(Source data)
════════════════

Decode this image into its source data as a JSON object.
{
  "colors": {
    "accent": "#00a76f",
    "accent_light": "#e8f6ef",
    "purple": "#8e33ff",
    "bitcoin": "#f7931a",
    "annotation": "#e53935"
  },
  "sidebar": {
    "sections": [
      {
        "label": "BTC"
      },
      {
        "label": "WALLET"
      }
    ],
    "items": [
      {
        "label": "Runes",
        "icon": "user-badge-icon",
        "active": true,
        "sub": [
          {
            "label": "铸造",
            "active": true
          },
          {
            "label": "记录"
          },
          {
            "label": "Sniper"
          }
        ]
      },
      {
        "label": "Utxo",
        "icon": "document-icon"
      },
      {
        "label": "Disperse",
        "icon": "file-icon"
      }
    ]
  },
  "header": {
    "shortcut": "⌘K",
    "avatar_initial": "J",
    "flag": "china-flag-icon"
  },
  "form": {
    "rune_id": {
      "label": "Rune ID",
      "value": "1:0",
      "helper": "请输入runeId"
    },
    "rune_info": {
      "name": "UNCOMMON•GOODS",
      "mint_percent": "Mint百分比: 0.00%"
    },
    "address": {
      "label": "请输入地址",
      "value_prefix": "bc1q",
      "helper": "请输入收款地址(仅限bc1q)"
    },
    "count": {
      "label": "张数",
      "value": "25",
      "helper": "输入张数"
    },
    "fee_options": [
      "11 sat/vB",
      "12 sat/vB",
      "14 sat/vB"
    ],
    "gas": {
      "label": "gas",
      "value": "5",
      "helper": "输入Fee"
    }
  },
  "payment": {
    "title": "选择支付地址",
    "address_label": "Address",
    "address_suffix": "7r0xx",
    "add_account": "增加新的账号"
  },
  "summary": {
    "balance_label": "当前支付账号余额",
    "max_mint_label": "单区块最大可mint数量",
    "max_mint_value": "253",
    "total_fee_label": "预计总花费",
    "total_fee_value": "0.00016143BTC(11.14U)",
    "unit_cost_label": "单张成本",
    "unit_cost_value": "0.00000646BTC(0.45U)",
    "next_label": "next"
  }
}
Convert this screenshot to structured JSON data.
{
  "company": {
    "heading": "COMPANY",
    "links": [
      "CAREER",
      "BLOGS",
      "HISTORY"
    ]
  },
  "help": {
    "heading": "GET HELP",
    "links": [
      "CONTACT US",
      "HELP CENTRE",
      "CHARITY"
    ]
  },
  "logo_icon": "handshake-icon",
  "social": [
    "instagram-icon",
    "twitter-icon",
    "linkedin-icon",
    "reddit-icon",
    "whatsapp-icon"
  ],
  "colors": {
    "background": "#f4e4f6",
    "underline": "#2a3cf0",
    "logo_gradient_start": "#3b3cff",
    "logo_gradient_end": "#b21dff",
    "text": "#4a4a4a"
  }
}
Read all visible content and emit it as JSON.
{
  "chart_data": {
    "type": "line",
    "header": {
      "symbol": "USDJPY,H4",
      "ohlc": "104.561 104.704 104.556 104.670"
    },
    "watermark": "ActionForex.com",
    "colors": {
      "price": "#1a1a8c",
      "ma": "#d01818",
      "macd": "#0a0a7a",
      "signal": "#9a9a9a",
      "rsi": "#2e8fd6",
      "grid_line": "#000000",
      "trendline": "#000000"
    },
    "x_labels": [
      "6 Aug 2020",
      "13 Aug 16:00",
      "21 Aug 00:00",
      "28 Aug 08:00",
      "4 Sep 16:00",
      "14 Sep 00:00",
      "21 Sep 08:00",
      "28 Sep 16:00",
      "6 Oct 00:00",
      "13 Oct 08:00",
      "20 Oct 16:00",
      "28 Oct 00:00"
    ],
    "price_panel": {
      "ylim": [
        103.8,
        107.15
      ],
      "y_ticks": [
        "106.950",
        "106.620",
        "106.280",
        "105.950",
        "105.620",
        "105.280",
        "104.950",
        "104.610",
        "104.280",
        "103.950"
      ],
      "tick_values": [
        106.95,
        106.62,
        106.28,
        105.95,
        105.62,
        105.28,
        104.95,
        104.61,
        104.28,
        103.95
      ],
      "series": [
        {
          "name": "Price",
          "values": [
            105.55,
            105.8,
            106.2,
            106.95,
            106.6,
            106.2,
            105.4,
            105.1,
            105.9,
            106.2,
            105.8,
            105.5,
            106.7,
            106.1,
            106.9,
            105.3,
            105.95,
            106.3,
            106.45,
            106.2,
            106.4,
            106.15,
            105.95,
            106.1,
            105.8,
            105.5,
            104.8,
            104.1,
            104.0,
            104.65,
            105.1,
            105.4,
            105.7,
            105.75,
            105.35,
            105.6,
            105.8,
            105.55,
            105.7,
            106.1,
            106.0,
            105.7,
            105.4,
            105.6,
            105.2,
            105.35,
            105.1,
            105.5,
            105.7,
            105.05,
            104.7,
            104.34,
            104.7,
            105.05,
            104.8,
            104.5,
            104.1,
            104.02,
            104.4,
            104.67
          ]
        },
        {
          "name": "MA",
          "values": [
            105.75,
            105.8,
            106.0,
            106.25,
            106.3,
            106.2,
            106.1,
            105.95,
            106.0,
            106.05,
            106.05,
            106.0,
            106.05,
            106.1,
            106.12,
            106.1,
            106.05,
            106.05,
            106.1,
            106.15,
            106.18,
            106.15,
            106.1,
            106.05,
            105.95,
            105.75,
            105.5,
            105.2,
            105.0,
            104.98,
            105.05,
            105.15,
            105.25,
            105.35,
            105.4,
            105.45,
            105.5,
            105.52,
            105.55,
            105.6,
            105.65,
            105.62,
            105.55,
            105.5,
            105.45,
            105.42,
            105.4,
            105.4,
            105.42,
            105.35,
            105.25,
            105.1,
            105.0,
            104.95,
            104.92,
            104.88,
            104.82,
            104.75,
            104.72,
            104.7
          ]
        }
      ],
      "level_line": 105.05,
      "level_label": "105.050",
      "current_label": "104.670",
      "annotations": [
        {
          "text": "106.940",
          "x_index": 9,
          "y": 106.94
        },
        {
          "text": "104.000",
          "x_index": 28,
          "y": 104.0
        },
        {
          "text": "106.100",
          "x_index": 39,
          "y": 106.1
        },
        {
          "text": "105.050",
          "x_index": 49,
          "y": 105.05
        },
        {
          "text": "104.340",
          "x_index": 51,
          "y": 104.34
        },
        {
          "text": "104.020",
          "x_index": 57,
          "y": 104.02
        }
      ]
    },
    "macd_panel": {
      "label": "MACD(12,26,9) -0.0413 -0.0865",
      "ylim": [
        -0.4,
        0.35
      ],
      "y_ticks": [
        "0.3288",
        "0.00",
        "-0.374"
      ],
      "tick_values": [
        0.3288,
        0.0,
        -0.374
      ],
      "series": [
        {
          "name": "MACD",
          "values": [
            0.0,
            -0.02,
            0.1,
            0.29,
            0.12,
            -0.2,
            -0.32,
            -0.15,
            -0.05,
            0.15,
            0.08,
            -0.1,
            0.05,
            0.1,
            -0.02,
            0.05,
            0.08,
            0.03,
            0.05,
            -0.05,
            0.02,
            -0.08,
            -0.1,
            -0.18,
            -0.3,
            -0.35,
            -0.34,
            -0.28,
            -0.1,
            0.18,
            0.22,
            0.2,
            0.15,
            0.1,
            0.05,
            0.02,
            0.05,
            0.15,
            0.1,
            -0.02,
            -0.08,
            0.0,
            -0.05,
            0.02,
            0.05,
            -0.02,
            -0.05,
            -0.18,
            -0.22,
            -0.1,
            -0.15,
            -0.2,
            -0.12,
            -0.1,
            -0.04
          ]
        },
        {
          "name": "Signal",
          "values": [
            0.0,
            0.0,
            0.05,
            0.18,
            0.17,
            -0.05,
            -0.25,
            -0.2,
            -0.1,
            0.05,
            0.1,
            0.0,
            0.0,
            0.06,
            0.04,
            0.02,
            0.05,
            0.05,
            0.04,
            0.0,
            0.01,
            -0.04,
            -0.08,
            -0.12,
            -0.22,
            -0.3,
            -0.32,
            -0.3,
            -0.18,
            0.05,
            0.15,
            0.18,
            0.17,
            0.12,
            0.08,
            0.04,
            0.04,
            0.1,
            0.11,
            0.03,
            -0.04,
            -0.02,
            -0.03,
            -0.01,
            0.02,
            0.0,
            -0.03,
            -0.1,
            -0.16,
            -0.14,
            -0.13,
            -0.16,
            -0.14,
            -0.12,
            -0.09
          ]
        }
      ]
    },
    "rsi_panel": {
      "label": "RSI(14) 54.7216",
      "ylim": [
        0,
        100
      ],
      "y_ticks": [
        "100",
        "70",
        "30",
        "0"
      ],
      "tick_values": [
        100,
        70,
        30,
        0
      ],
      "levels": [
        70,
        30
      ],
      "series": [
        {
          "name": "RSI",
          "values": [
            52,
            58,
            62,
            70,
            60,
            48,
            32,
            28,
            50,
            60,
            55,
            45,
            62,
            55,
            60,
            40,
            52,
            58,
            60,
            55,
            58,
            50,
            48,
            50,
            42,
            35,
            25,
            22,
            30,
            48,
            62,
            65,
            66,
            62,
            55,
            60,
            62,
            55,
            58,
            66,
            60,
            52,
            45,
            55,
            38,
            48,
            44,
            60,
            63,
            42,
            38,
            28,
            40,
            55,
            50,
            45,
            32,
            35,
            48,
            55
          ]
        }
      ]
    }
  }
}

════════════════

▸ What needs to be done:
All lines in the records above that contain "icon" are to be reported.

▸ Result:
        "icon": "user-badge-icon",
        "icon": "document-icon"
        "icon": "file-icon"
    "flag": "china-flag-icon"
  "logo_icon": "handshake-icon",
    "instagram-icon",
    "twitter-icon",
    "linkedin-icon",
    "reddit-icon",
    "whatsapp-icon"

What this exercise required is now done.